# Instructions for the task
Where a picture occurs in the data, omit it, and copy all remaining data exactly.

# Data records for software interfaces
● ● ● ● ●

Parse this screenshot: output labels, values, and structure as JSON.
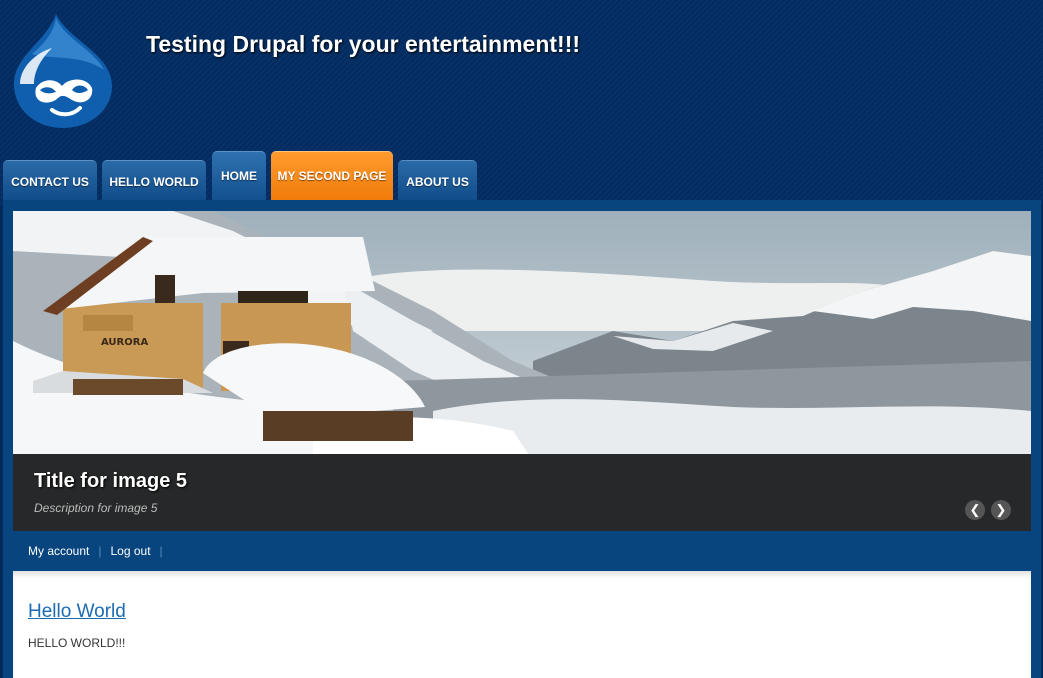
{
  "site": {
    "title": "Testing Drupal for your entertainment!!!",
    "logo_icon": "drupal-drop-logo"
  },
  "nav": {
    "tabs": [
      {
        "label": "CONTACT US",
        "state": "normal"
      },
      {
        "label": "HELLO WORLD",
        "state": "normal"
      },
      {
        "label": "HOME",
        "state": "active"
      },
      {
        "label": "MY SECOND PAGE",
        "state": "highlight"
      },
      {
        "label": "ABOUT US",
        "state": "normal"
      }
    ]
  },
  "slideshow": {
    "title": "Title for image 5",
    "description": "Description for image 5",
    "house_sign": "AURORA",
    "prev_icon": "chevron-left-icon",
    "next_icon": "chevron-right-icon",
    "prev_glyph": "❮",
    "next_glyph": "❯"
  },
  "secondary_menu": {
    "my_account": "My account",
    "logout": "Log out",
    "separator": "|"
  },
  "node": {
    "title": "Hello World",
    "body": "HELLO WORLD!!!"
  },
  "colors": {
    "header_bg": "#032d62",
    "tab_blue": "#1c5c9b",
    "tab_orange": "#f58a10",
    "content_band": "#08457f",
    "link": "#1c6bb3"
  }
}
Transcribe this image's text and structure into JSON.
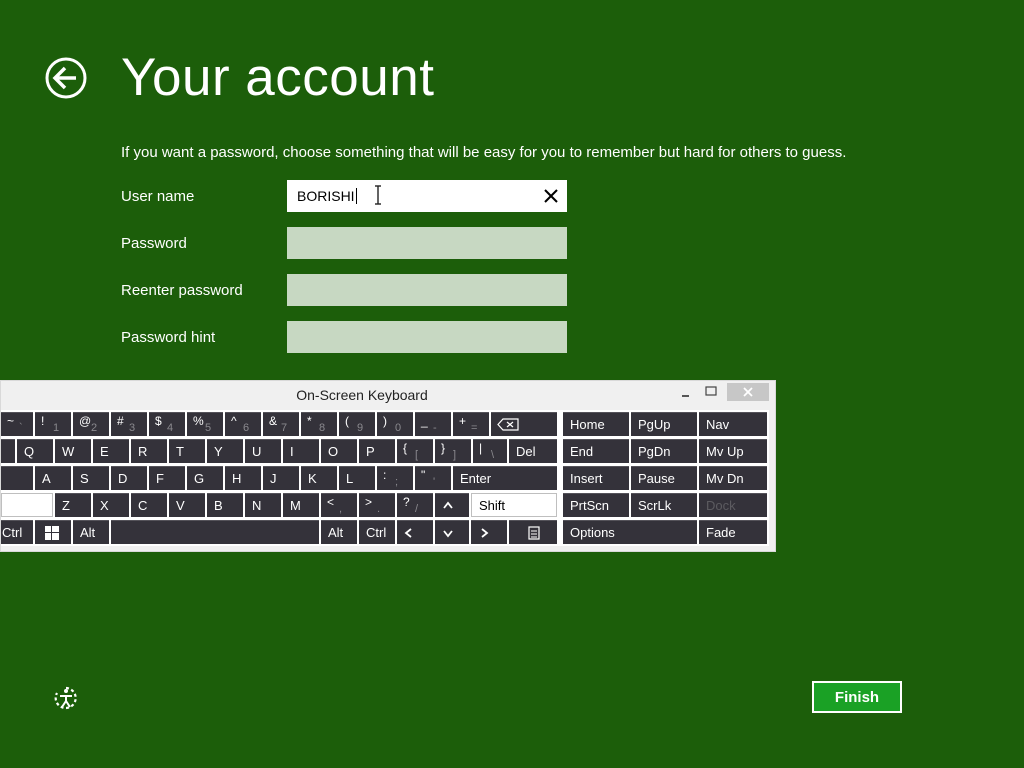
{
  "page": {
    "title": "Your account",
    "intro": "If you want a password, choose something that will be easy for you to remember but hard for others to guess.",
    "back_icon": "back-arrow-icon",
    "accent": "#1c5e0a"
  },
  "form": {
    "user_name": {
      "label": "User name",
      "value": "BORISHI"
    },
    "password": {
      "label": "Password",
      "value": ""
    },
    "reenter_password": {
      "label": "Reenter password",
      "value": ""
    },
    "password_hint": {
      "label": "Password hint",
      "value": ""
    }
  },
  "osk": {
    "title": "On-Screen Keyboard",
    "row1": [
      {
        "shift": "~",
        "base": "`"
      },
      {
        "shift": "!",
        "base": "1"
      },
      {
        "shift": "@",
        "base": "2"
      },
      {
        "shift": "#",
        "base": "3"
      },
      {
        "shift": "$",
        "base": "4"
      },
      {
        "shift": "%",
        "base": "5"
      },
      {
        "shift": "^",
        "base": "6"
      },
      {
        "shift": "&",
        "base": "7"
      },
      {
        "shift": "*",
        "base": "8"
      },
      {
        "shift": "(",
        "base": "9"
      },
      {
        "shift": ")",
        "base": "0"
      },
      {
        "shift": "_",
        "base": "-"
      },
      {
        "shift": "+",
        "base": "="
      }
    ],
    "row2": [
      "Q",
      "W",
      "E",
      "R",
      "T",
      "Y",
      "U",
      "I",
      "O",
      "P"
    ],
    "row2_punct": [
      {
        "shift": "{",
        "base": "["
      },
      {
        "shift": "}",
        "base": "]"
      },
      {
        "shift": "|",
        "base": "\\"
      }
    ],
    "row3": [
      "A",
      "S",
      "D",
      "F",
      "G",
      "H",
      "J",
      "K",
      "L"
    ],
    "row3_punct": [
      {
        "shift": ":",
        "base": ";"
      },
      {
        "shift": "\"",
        "base": "'"
      }
    ],
    "row4": [
      "Z",
      "X",
      "C",
      "V",
      "B",
      "N",
      "M"
    ],
    "row4_punct": [
      {
        "shift": "<",
        "base": ","
      },
      {
        "shift": ">",
        "base": "."
      },
      {
        "shift": "?",
        "base": "/"
      }
    ],
    "del": "Del",
    "enter": "Enter",
    "shift": "Shift",
    "ctrl": "Ctrl",
    "alt": "Alt",
    "alt_right": "Alt",
    "ctrl_right": "Ctrl",
    "nav_keys": {
      "home": "Home",
      "pgup": "PgUp",
      "nav": "Nav",
      "end": "End",
      "pgdn": "PgDn",
      "mvup": "Mv Up",
      "insert": "Insert",
      "pause": "Pause",
      "mvdn": "Mv Dn",
      "prtscn": "PrtScn",
      "scrlk": "ScrLk",
      "dock": "Dock",
      "options": "Options",
      "fade": "Fade"
    }
  },
  "footer": {
    "finish": "Finish",
    "ease_icon": "ease-of-access-icon"
  }
}
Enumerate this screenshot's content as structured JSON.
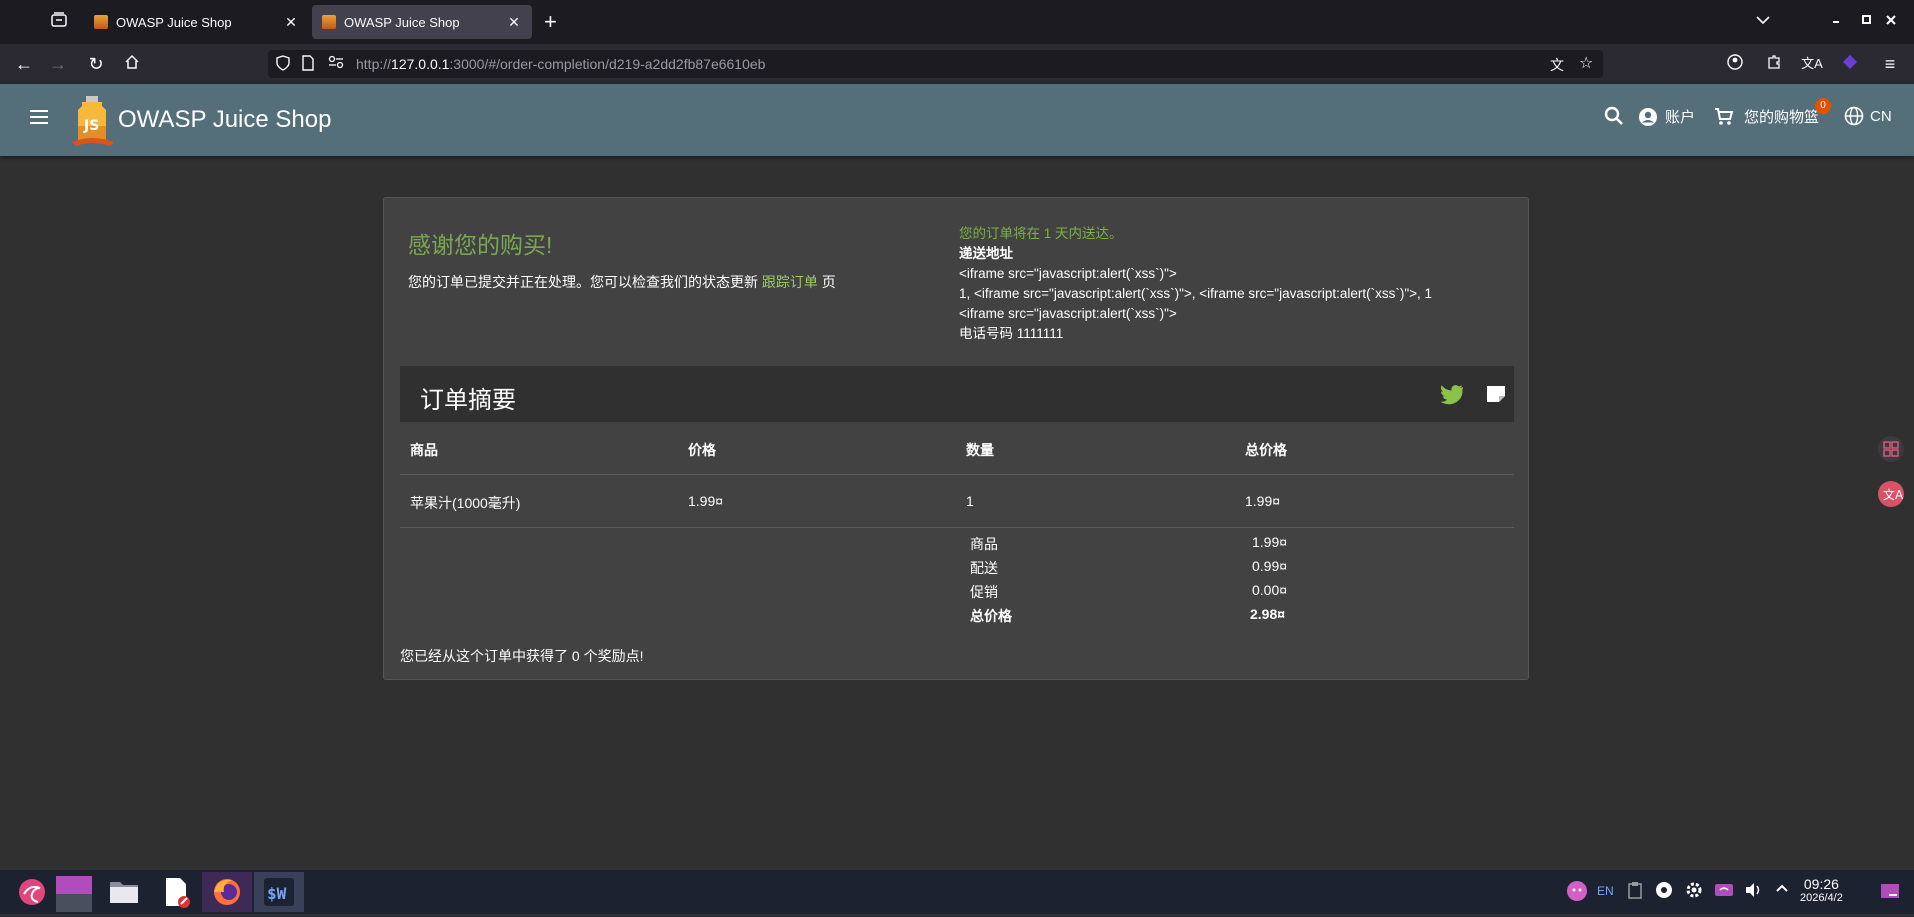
{
  "browser": {
    "tabs": [
      {
        "title": "OWASP Juice Shop",
        "active": false
      },
      {
        "title": "OWASP Juice Shop",
        "active": true
      }
    ],
    "url_prefix": "http://",
    "url_host": "127.0.0.1",
    "url_rest": ":3000/#/order-completion/d219-a2dd2fb87e6610eb"
  },
  "app": {
    "title": "OWASP Juice Shop",
    "account_label": "账户",
    "basket_label": "您的购物篮",
    "basket_count": "0",
    "language": "CN"
  },
  "confirmation": {
    "heading": "感谢您的购买!",
    "message": "您的订单已提交并正在处理。您可以检查我们的状态更新",
    "track_link": "跟踪订单",
    "suffix": " 页",
    "delivery_note": "您的订单将在 1 天内送达。",
    "address_label": "递送地址",
    "address_lines": [
      "<iframe src=\"javascript:alert(`xss`)\">",
      "1, <iframe src=\"javascript:alert(`xss`)\">, <iframe src=\"javascript:alert(`xss`)\">, 1",
      "<iframe src=\"javascript:alert(`xss`)\">"
    ],
    "phone": "电话号码 1111111"
  },
  "summary": {
    "title": "订单摘要",
    "columns": [
      "商品",
      "价格",
      "数量",
      "总价格"
    ],
    "rows": [
      {
        "product": "苹果汁(1000毫升)",
        "price": "1.99¤",
        "qty": "1",
        "total": "1.99¤"
      }
    ],
    "totals": [
      {
        "label": "商品",
        "value": "1.99¤",
        "bold": false
      },
      {
        "label": "配送",
        "value": "0.99¤",
        "bold": false
      },
      {
        "label": "促销",
        "value": "0.00¤",
        "bold": false
      },
      {
        "label": "总价格",
        "value": "2.98¤",
        "bold": true
      }
    ],
    "points_text": "您已经从这个订单中获得了 0 个奖励点!"
  },
  "taskbar": {
    "lang_indicator": "EN",
    "time": "09:26",
    "date": "2026/4/2"
  }
}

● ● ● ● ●

# Output for this exercise
Parse this screenshot: output labels, values, and structure as JSON.
{
  "site": {
    "title": "Testing Drupal for your entertainment!!!",
    "logo_icon": "drupal-drop-logo"
  },
  "nav": {
    "tabs": [
      {
        "label": "CONTACT US",
        "state": "normal"
      },
      {
        "label": "HELLO WORLD",
        "state": "normal"
      },
      {
        "label": "HOME",
        "state": "active"
      },
      {
        "label": "MY SECOND PAGE",
        "state": "highlight"
      },
      {
        "label": "ABOUT US",
        "state": "normal"
      }
    ]
  },
  "slideshow": {
    "title": "Title for image 5",
    "description": "Description for image 5",
    "house_sign": "AURORA",
    "prev_icon": "chevron-left-icon",
    "next_icon": "chevron-right-icon",
    "prev_glyph": "❮",
    "next_glyph": "❯"
  },
  "secondary_menu": {
    "my_account": "My account",
    "logout": "Log out",
    "separator": "|"
  },
  "node": {
    "title": "Hello World",
    "body": "HELLO WORLD!!!"
  },
  "colors": {
    "header_bg": "#032d62",
    "tab_blue": "#1c5c9b",
    "tab_orange": "#f58a10",
    "content_band": "#08457f",
    "link": "#1c6bb3"
  }
}
Transcribe this image's text and structure into JSON.
{
  "page": {
    "title": "Your account",
    "intro": "If you want a password, choose something that will be easy for you to remember but hard for others to guess.",
    "back_icon": "back-arrow-icon",
    "accent": "#1c5e0a"
  },
  "form": {
    "user_name": {
      "label": "User name",
      "value": "BORISHI"
    },
    "password": {
      "label": "Password",
      "value": ""
    },
    "reenter_password": {
      "label": "Reenter password",
      "value": ""
    },
    "password_hint": {
      "label": "Password hint",
      "value": ""
    }
  },
  "osk": {
    "title": "On-Screen Keyboard",
    "row1": [
      {
        "shift": "~",
        "base": "`"
      },
      {
        "shift": "!",
        "base": "1"
      },
      {
        "shift": "@",
        "base": "2"
      },
      {
        "shift": "#",
        "base": "3"
      },
      {
        "shift": "$",
        "base": "4"
      },
      {
        "shift": "%",
        "base": "5"
      },
      {
        "shift": "^",
        "base": "6"
      },
      {
        "shift": "&",
        "base": "7"
      },
      {
        "shift": "*",
        "base": "8"
      },
      {
        "shift": "(",
        "base": "9"
      },
      {
        "shift": ")",
        "base": "0"
      },
      {
        "shift": "_",
        "base": "-"
      },
      {
        "shift": "+",
        "base": "="
      }
    ],
    "row2": [
      "Q",
      "W",
      "E",
      "R",
      "T",
      "Y",
      "U",
      "I",
      "O",
      "P"
    ],
    "row2_punct": [
      {
        "shift": "{",
        "base": "["
      },
      {
        "shift": "}",
        "base": "]"
      },
      {
        "shift": "|",
        "base": "\\"
      }
    ],
    "row3": [
      "A",
      "S",
      "D",
      "F",
      "G",
      "H",
      "J",
      "K",
      "L"
    ],
    "row3_punct": [
      {
        "shift": ":",
        "base": ";"
      },
      {
        "shift": "\"",
        "base": "'"
      }
    ],
    "row4": [
      "Z",
      "X",
      "C",
      "V",
      "B",
      "N",
      "M"
    ],
    "row4_punct": [
      {
        "shift": "<",
        "base": ","
      },
      {
        "shift": ">",
        "base": "."
      },
      {
        "shift": "?",
        "base": "/"
      }
    ],
    "del": "Del",
    "enter": "Enter",
    "shift": "Shift",
    "ctrl": "Ctrl",
    "alt": "Alt",
    "alt_right": "Alt",
    "ctrl_right": "Ctrl",
    "nav_keys": {
      "home": "Home",
      "pgup": "PgUp",
      "nav": "Nav",
      "end": "End",
      "pgdn": "PgDn",
      "mvup": "Mv Up",
      "insert": "Insert",
      "pause": "Pause",
      "mvdn": "Mv Dn",
      "prtscn": "PrtScn",
      "scrlk": "ScrLk",
      "dock": "Dock",
      "options": "Options",
      "fade": "Fade"
    }
  },
  "footer": {
    "finish": "Finish",
    "ease_icon": "ease-of-access-icon"
  }
}
Enumerate this screenshot's content as structured JSON.
{
  "browser": {
    "tabs": [
      {
        "title": "OWASP Juice Shop",
        "active": false
      },
      {
        "title": "OWASP Juice Shop",
        "active": true
      }
    ],
    "url_prefix": "http://",
    "url_host": "127.0.0.1",
    "url_rest": ":3000/#/order-completion/d219-a2dd2fb87e6610eb"
  },
  "app": {
    "title": "OWASP Juice Shop",
    "account_label": "账户",
    "basket_label": "您的购物篮",
    "basket_count": "0",
    "language": "CN"
  },
  "confirmation": {
    "heading": "感谢您的购买!",
    "message": "您的订单已提交并正在处理。您可以检查我们的状态更新",
    "track_link": "跟踪订单",
    "suffix": " 页",
    "delivery_note": "您的订单将在 1 天内送达。",
    "address_label": "递送地址",
    "address_lines": [
      "<iframe src=\"javascript:alert(`xss`)\">",
      "1, <iframe src=\"javascript:alert(`xss`)\">, <iframe src=\"javascript:alert(`xss`)\">, 1",
      "<iframe src=\"javascript:alert(`xss`)\">"
    ],
    "phone": "电话号码 1111111"
  },
  "summary": {
    "title": "订单摘要",
    "columns": [
      "商品",
      "价格",
      "数量",
      "总价格"
    ],
    "rows": [
      {
        "product": "苹果汁(1000毫升)",
        "price": "1.99¤",
        "qty": "1",
        "total": "1.99¤"
      }
    ],
    "totals": [
      {
        "label": "商品",
        "value": "1.99¤",
        "bold": false
      },
      {
        "label": "配送",
        "value": "0.99¤",
        "bold": false
      },
      {
        "label": "促销",
        "value": "0.00¤",
        "bold": false
      },
      {
        "label": "总价格",
        "value": "2.98¤",
        "bold": true
      }
    ],
    "points_text": "您已经从这个订单中获得了 0 个奖励点!"
  },
  "taskbar": {
    "lang_indicator": "EN",
    "time": "09:26",
    "date": "2026/4/2"
  }
}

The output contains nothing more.